Purpose: STAR Reading is designed for students who can read independently. It measures students’ reading comprehension and compares their reading achievement to that of students across the nation. The test provides norm-referenced scores for students in grades 1 through 12
Frequency Most schools administer the test at least twice—in fall and spring—to get baseline data for each student and to measure growth over the school year. Many schools test more frequently. They use STAR Reading for screening purposes in fall, winter, and spring, and they monitor the progress of students in intervention programs with weekly, biweekly, or monthly testing

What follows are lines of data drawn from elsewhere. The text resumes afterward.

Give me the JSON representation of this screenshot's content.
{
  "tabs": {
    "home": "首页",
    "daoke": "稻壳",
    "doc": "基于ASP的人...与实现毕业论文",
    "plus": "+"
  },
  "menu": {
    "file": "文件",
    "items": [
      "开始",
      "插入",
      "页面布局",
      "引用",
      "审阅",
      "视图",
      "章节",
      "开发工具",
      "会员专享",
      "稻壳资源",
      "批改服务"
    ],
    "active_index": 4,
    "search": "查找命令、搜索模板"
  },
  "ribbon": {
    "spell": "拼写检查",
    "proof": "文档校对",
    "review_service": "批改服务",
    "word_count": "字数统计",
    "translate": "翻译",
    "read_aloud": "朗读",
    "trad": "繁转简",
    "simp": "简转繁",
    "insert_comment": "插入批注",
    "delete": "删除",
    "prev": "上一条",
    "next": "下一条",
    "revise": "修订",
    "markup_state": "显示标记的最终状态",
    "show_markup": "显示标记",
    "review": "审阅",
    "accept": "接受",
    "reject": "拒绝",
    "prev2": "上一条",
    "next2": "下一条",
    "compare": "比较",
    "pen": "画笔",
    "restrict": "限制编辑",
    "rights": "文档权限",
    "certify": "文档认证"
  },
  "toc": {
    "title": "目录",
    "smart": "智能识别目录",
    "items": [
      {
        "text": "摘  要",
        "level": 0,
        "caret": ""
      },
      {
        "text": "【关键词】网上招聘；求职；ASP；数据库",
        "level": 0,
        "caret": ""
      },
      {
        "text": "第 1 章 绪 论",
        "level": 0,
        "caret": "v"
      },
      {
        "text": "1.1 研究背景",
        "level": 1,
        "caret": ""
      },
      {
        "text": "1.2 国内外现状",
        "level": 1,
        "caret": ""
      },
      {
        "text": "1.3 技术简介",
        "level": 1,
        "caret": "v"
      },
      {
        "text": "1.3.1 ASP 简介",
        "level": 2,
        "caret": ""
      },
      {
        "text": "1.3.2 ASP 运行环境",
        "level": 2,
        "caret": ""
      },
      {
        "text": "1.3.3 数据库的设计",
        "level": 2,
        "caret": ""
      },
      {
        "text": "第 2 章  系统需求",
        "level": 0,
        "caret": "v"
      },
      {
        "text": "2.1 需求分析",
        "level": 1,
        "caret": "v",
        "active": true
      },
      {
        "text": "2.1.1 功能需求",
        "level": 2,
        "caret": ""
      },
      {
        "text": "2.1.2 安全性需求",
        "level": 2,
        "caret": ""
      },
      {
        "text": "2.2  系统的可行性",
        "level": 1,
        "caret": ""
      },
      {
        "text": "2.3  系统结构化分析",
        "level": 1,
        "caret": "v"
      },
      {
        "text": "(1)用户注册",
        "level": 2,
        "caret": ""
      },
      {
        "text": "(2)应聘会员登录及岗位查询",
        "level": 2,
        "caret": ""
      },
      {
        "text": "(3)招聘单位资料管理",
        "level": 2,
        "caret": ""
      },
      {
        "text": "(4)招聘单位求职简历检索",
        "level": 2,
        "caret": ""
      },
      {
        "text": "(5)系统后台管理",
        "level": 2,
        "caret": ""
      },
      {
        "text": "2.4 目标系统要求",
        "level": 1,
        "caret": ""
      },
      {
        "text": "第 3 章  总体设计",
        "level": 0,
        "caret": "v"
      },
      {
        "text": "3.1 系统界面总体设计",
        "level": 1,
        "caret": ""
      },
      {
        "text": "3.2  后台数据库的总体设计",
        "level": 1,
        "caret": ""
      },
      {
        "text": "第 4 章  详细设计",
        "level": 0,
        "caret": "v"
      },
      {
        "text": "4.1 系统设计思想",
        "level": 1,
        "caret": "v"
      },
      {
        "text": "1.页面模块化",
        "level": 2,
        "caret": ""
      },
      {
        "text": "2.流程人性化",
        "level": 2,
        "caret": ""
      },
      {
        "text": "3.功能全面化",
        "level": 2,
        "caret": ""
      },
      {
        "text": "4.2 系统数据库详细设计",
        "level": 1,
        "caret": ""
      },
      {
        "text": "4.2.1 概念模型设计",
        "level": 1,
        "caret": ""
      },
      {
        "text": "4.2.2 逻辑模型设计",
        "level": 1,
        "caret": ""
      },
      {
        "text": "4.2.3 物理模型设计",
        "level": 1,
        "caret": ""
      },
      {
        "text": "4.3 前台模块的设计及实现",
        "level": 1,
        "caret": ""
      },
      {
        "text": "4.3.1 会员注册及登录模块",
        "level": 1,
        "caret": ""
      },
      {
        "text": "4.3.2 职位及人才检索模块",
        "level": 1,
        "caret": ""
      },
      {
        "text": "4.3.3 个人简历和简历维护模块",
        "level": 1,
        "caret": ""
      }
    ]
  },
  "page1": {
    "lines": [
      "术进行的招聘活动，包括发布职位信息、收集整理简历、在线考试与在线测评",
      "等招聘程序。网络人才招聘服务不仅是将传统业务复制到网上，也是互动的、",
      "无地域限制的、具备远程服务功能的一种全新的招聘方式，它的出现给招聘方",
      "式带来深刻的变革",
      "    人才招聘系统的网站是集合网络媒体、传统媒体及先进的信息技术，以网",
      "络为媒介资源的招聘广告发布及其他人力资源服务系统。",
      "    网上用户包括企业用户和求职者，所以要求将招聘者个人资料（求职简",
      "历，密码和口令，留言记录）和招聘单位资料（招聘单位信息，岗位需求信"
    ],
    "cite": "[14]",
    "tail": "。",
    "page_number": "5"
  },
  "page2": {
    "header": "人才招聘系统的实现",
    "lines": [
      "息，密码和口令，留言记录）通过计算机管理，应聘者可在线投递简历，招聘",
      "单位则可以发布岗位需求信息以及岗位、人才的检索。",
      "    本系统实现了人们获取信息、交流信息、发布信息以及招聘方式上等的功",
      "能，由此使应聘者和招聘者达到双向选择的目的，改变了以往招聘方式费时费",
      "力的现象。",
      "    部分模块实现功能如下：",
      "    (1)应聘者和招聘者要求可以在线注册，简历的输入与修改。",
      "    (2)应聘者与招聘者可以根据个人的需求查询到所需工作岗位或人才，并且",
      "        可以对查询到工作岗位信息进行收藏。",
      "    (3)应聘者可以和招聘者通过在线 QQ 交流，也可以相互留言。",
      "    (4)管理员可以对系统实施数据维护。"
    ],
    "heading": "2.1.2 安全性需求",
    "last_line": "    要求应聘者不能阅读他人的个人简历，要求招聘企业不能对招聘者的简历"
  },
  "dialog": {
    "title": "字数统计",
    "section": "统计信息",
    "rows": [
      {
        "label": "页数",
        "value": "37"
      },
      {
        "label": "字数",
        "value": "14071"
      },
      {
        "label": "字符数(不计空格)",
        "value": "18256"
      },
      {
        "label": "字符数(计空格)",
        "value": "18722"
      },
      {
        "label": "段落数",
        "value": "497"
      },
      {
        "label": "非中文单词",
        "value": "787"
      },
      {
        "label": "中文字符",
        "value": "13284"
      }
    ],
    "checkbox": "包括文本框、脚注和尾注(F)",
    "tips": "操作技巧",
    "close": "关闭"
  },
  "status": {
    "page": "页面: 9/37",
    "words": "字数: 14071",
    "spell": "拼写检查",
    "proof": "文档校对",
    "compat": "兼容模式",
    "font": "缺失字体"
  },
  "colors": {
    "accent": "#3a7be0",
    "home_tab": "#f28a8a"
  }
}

Scores Reported The most important score that STAR Reading software reports is called the scaled score. It’s a fundamental measure that you can use to see growth over time. A criterion-referenced score tells you how a student is doing relative to a set standard. In the case of STAR Reading, we look at commonly known vocabulary lists that indicate what words students should know per grade. By comparing a student’s test performance to these lists we estimate the student’s Instructional Reading Level (IRL). This score represents the highest grade level at which the student can comprehend 80 percent of the text, and is the level at which the student can be most effectively taught. Norm-referenced scores relate to what students across the nation can actually do. Percentile rank (PR) is one of these scores. A student with a percentile rank of 85, for example, performs better than 85 percent of students nationwide of the same grade at the same time of year. Another norm-referenced score—and one that is often misunderstood—is grade equivalent (GE). This, too, compares a student’s test performance to that of students nationally. For example, a GE of 4.2 means a student is reading at a level comparable to students nationwide who are in the second month of fourth grade.
PROCESS: Analyze student performance within a grade Identify needs Plan how to meet those needs Allocate resources across and within grades Select students for intervention
Enterprise: Planning Instruction and Diagnosing Difficulties Utilize the Instructional Planning and State Standards report for the student and/or class – Pinpoint MOST IMPORTANT areas and/or areas where you have provided instruction Who is not meeting the benchmark? What resources are you providing? Is your core curriculum strong enough to support 80% of students? Instructional Planning Report State Standards Report Individual Standard Report
Caution: When reviewing scores on STAR reports, you may be tempted to think of them as definitive. It would be a great time-saver if we could administer one test and know everything we need to know about a student’s literacy with complete accuracy. We caution you, however, from thinking this way. Instead of relying on a single test, we recommend that you use multiple measures. There are a number of reasons why: – It’s never wise to make an important decision based on one piece of information. In the case of early literacy, additional testing, along with day- today school work, can confirm or contradict a STAR Early Literacy score and indicate whether a student’s poor performance, for example, was due to a true lack of ability or difficulty taking the test itself. – Additional tests will give you more information that you can use to pinpoint instruction. For example, if STAR Early Literacy data indicates that a student is having trouble recognizing beginning consonant sounds, a follow-up test of just that skill can identify which sounds the student does not know. – When deciding whether or not to place a student in intervention, early literacy scores are not the only data that are relevant. Direct observation, examples of the student’s daily work, and data about his or her performance in other intervention settings are also important measures that need to be taken into consideration.